Your job is to copy every line in the material containing the word "name".

→ Provided data
◆ ◆ ◆ ◆ ◆

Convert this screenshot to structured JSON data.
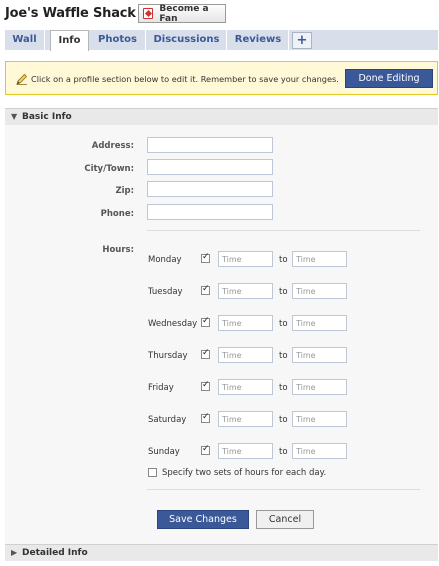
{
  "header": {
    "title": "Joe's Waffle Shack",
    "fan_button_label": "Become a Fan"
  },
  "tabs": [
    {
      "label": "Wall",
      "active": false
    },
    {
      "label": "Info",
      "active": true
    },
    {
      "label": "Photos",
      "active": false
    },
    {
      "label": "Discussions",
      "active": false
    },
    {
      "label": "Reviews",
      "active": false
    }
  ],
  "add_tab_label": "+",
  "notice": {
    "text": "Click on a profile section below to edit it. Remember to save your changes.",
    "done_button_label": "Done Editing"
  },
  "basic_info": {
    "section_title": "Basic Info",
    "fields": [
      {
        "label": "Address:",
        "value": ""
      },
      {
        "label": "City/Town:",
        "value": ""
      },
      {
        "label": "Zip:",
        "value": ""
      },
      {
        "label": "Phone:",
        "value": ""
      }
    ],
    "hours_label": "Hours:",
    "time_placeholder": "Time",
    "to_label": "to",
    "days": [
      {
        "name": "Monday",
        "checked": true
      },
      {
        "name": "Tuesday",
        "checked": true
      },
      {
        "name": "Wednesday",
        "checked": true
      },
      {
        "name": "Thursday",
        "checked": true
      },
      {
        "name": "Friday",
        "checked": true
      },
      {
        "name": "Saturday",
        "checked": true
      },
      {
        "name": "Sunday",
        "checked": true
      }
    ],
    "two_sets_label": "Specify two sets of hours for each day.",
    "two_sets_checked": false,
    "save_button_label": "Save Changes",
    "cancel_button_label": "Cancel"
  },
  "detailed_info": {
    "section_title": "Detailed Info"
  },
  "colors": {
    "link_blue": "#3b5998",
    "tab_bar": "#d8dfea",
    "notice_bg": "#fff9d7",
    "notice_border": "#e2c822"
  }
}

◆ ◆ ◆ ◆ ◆

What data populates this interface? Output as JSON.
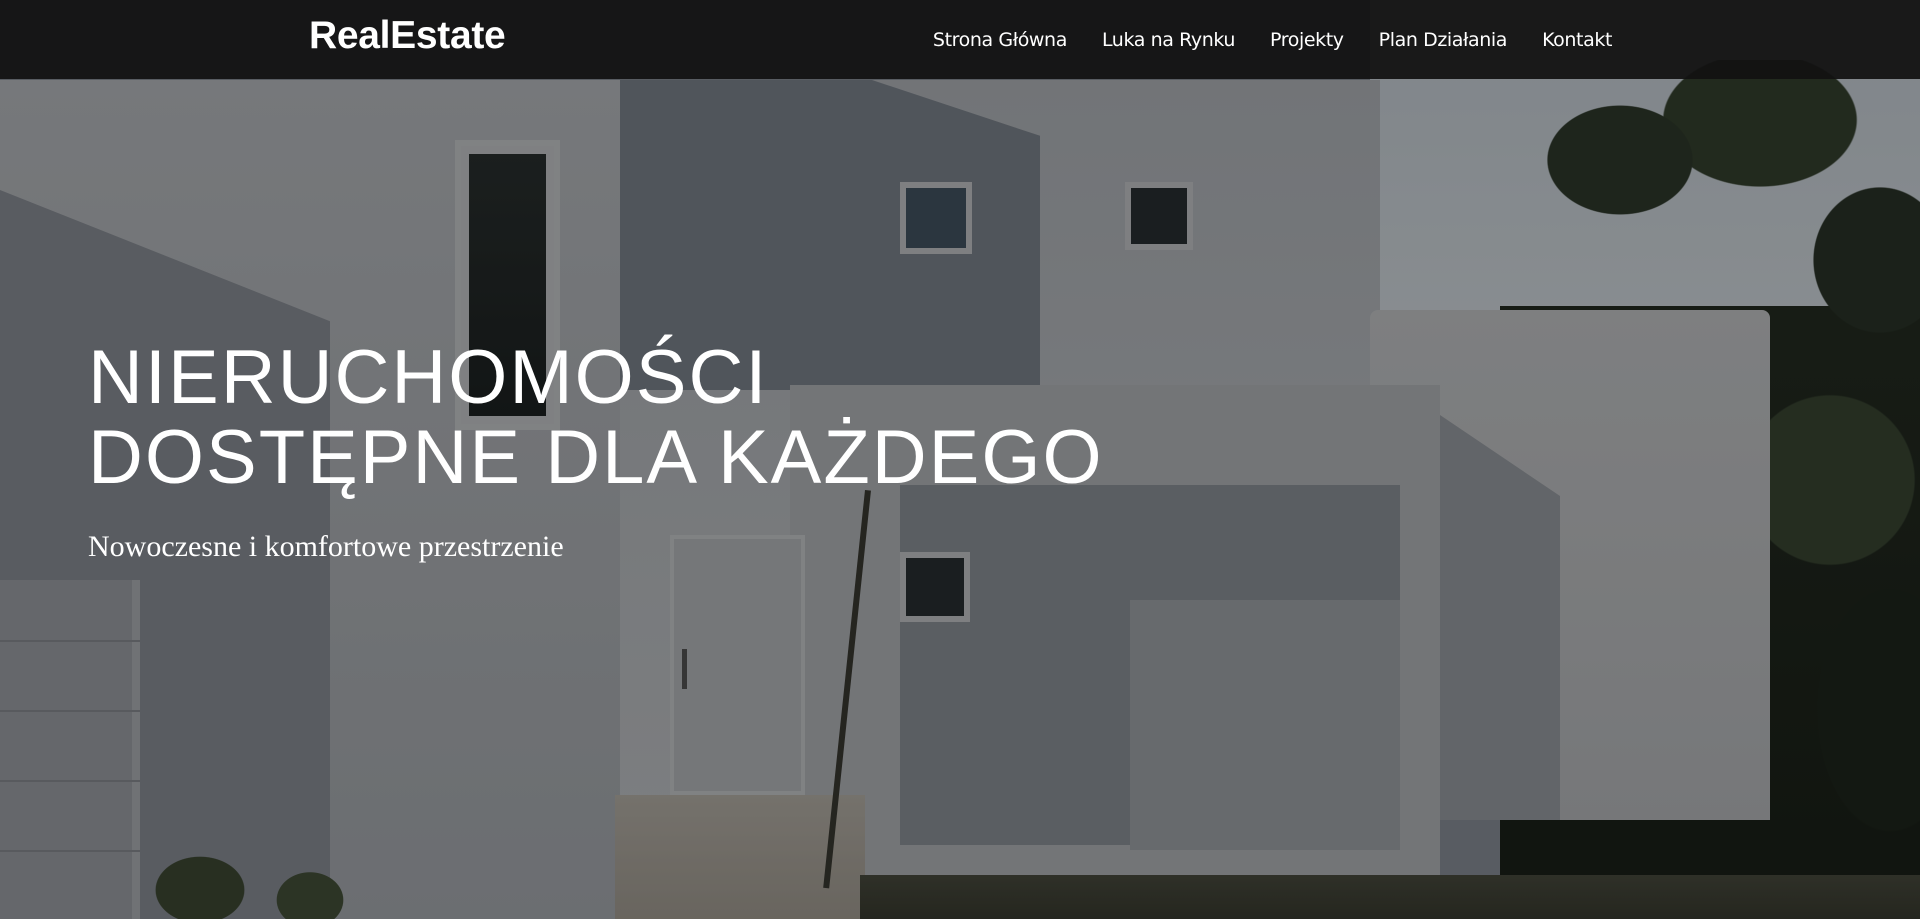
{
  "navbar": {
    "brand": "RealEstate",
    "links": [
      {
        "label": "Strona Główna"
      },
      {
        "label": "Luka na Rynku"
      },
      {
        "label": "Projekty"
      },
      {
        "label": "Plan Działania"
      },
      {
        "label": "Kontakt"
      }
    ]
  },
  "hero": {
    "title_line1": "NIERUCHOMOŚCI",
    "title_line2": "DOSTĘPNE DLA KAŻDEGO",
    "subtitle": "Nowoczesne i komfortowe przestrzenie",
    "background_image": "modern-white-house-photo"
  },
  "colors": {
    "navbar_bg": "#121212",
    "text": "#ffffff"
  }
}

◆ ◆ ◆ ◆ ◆

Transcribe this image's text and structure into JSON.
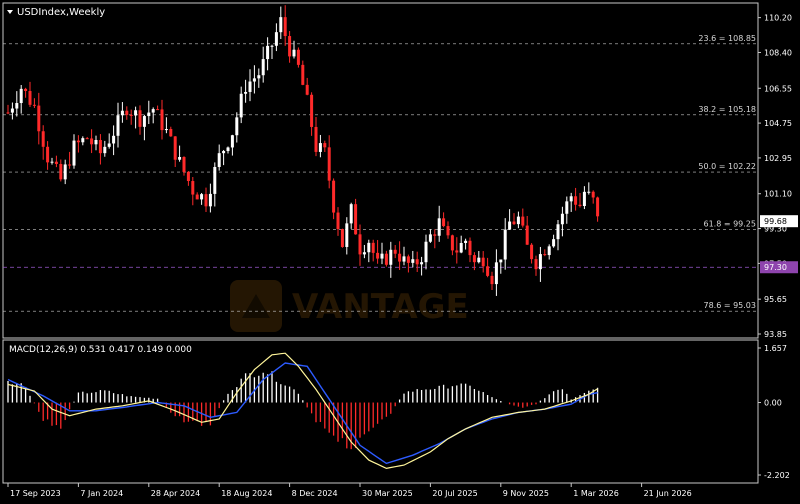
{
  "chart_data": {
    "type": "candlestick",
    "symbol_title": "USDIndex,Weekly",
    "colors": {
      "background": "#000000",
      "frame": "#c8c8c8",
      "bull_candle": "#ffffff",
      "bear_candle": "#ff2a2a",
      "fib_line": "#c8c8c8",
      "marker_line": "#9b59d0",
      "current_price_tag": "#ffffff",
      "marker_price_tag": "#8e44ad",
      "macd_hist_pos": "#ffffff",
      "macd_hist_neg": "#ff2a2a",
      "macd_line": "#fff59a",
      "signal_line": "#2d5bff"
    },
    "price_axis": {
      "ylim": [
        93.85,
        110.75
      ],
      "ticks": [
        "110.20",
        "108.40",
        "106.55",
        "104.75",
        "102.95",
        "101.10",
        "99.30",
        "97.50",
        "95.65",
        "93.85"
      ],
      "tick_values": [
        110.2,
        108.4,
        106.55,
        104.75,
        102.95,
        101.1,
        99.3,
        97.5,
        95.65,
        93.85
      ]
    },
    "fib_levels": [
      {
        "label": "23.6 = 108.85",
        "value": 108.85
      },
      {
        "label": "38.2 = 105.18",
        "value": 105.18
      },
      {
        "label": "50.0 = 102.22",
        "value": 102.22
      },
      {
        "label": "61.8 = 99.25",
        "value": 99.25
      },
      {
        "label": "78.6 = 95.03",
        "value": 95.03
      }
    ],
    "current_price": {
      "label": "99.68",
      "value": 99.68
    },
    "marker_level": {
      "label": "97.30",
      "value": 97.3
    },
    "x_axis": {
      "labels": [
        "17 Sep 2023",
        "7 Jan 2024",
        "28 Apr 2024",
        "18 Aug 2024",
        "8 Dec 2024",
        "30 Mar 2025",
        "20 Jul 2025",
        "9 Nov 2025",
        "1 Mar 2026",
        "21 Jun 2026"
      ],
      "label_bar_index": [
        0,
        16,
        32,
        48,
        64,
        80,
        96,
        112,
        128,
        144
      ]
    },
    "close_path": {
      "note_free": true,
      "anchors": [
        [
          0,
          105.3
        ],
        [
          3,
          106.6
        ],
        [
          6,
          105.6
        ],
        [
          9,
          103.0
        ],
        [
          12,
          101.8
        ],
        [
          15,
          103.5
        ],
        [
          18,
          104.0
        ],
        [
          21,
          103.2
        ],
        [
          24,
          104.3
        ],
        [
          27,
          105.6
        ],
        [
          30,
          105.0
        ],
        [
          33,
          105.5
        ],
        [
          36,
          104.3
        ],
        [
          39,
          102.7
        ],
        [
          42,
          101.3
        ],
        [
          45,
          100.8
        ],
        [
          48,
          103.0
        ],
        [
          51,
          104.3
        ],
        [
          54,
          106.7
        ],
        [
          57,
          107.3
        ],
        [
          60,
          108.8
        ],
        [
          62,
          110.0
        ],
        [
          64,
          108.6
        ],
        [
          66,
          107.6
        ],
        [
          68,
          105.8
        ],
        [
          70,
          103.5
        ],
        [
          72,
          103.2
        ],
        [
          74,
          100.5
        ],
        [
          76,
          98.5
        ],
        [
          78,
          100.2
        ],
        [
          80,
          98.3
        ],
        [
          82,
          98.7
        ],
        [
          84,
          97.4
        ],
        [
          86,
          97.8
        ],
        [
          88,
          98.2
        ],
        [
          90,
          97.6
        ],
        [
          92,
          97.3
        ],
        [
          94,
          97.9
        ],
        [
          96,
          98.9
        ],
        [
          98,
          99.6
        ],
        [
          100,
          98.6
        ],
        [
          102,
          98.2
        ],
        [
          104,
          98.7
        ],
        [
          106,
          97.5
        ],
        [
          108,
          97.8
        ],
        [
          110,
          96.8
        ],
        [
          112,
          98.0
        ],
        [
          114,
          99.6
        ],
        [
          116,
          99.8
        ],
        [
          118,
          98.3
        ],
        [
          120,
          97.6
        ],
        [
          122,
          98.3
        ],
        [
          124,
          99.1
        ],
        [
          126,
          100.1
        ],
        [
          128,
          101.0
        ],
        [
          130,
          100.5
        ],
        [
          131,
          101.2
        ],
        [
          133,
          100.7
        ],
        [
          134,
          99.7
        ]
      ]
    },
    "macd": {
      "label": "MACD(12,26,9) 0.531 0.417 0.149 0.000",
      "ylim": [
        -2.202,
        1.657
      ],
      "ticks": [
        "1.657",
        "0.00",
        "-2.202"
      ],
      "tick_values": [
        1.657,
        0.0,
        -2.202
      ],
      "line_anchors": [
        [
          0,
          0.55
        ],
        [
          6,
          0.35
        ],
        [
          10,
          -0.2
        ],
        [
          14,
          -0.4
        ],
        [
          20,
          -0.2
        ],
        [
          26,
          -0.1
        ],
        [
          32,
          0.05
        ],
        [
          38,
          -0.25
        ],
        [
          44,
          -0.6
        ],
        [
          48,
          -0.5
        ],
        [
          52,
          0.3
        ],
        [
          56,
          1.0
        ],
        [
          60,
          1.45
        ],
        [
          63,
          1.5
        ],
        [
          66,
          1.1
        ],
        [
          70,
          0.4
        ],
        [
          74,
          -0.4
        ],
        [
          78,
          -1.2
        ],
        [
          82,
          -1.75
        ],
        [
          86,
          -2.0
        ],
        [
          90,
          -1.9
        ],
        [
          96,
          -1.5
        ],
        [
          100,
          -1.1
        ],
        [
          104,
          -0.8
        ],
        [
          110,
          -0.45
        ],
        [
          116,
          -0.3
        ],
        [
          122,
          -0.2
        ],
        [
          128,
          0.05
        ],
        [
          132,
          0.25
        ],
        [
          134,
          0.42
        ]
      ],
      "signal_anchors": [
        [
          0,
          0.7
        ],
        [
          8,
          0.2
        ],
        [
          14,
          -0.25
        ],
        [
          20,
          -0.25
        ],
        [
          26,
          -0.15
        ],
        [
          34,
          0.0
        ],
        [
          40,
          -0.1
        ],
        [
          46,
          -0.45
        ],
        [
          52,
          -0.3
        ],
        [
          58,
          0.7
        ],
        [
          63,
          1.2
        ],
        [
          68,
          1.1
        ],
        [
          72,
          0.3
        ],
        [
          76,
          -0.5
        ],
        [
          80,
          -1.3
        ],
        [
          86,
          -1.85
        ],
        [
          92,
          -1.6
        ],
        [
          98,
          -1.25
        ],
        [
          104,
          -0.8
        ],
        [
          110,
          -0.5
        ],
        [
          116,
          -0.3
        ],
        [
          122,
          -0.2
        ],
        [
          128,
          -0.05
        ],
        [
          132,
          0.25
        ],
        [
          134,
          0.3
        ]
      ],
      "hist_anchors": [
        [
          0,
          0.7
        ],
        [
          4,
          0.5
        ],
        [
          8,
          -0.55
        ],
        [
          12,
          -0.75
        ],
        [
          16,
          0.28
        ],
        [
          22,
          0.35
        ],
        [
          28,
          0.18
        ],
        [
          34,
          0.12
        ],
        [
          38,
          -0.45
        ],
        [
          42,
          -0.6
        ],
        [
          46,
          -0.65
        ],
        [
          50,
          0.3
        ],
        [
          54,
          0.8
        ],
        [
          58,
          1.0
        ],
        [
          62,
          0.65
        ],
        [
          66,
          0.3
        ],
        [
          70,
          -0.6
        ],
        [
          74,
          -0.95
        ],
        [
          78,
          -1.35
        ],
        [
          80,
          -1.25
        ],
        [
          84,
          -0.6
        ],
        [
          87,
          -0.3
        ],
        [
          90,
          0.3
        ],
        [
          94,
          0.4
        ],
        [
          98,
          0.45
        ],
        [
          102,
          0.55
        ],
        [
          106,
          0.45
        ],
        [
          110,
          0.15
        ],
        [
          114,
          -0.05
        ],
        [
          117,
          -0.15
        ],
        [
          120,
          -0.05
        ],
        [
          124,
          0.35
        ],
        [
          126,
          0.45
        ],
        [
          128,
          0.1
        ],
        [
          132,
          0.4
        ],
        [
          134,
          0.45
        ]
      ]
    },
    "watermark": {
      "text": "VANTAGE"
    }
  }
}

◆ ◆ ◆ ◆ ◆

→ Solution to this problem
        "name": "Monday",
        "name": "Tuesday",
        "name": "Wednesday",
        "name": "Thursday",
        "name": "Friday",
        "name": "Saturday",
        "name": "Sunday",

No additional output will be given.